What to do: State the number of lines in the following data that include the word "JSON", with no other text.

---------- Extracted information ----------

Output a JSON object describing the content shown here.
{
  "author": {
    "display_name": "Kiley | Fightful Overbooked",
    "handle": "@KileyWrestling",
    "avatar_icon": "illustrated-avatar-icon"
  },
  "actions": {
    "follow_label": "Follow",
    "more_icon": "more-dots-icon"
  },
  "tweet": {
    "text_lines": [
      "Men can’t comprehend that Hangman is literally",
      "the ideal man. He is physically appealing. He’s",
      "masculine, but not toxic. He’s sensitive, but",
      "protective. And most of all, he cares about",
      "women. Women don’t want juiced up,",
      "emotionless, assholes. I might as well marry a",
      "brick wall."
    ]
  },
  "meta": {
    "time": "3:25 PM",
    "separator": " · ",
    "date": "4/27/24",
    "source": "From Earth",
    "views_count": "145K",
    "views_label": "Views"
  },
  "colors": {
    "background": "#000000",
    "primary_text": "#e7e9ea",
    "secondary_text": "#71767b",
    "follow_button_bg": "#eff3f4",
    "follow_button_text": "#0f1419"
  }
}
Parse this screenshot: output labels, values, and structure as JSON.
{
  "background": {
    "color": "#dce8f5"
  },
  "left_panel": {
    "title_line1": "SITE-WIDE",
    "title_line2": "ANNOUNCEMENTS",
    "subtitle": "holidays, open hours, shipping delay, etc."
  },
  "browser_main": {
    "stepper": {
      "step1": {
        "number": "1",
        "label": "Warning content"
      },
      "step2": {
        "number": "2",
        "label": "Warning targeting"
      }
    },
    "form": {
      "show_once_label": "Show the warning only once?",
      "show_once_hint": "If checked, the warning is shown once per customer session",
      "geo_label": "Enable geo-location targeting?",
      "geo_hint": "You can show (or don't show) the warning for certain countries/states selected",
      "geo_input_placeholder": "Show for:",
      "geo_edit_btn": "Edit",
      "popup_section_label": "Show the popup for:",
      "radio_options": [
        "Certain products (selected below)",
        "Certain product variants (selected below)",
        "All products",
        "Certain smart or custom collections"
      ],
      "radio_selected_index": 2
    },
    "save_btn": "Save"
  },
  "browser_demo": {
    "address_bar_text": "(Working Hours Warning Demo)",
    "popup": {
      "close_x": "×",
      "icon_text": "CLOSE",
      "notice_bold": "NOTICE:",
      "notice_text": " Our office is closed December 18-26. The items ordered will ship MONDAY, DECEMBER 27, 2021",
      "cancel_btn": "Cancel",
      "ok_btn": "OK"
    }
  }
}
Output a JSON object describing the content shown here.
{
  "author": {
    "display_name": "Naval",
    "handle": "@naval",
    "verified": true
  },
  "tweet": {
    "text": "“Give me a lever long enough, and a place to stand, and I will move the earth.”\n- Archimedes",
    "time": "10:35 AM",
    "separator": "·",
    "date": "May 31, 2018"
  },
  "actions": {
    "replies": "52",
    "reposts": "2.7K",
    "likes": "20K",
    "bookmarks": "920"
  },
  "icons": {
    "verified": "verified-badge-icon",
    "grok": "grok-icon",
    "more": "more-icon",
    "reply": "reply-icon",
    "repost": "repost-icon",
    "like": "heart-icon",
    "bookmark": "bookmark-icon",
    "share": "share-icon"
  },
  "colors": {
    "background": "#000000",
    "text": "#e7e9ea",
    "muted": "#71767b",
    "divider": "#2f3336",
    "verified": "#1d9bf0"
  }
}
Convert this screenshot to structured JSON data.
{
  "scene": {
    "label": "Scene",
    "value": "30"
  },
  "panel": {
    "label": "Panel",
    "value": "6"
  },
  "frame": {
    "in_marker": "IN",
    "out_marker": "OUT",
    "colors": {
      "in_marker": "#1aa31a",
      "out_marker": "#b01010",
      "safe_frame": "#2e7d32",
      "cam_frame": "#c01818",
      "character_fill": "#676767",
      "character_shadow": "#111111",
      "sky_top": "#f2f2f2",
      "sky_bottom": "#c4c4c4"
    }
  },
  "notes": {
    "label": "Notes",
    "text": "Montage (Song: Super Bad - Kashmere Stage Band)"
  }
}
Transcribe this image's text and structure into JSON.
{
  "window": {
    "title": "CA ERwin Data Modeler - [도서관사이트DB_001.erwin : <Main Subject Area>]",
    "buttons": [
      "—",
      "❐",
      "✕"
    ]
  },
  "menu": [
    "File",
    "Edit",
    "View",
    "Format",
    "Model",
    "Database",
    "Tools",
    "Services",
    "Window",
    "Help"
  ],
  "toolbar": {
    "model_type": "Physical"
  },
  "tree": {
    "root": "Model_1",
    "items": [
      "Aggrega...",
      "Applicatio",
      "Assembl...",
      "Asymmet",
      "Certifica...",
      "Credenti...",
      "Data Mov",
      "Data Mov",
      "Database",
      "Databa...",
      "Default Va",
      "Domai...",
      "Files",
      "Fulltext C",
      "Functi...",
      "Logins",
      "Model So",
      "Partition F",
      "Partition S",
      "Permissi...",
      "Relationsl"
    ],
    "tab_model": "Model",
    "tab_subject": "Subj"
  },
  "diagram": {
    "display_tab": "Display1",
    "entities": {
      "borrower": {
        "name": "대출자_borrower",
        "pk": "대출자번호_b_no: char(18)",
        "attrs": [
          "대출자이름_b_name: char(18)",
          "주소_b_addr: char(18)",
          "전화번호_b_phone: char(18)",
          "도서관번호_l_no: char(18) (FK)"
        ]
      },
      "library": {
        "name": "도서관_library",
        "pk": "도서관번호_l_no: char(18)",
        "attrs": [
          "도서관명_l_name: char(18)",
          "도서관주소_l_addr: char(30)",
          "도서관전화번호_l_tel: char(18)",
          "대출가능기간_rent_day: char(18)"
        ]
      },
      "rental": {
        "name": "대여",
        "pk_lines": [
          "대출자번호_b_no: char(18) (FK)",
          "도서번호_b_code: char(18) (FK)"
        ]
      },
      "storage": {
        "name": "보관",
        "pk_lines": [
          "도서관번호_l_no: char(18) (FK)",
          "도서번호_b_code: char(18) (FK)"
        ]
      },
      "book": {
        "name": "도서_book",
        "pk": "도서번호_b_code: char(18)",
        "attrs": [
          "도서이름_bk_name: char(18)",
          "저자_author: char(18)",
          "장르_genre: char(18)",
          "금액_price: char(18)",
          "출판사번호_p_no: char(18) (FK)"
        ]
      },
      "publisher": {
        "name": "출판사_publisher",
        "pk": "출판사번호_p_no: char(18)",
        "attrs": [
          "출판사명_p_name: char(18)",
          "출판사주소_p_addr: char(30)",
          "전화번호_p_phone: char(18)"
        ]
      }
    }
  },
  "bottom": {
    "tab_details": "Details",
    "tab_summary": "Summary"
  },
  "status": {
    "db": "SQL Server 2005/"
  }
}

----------

Written answer: 5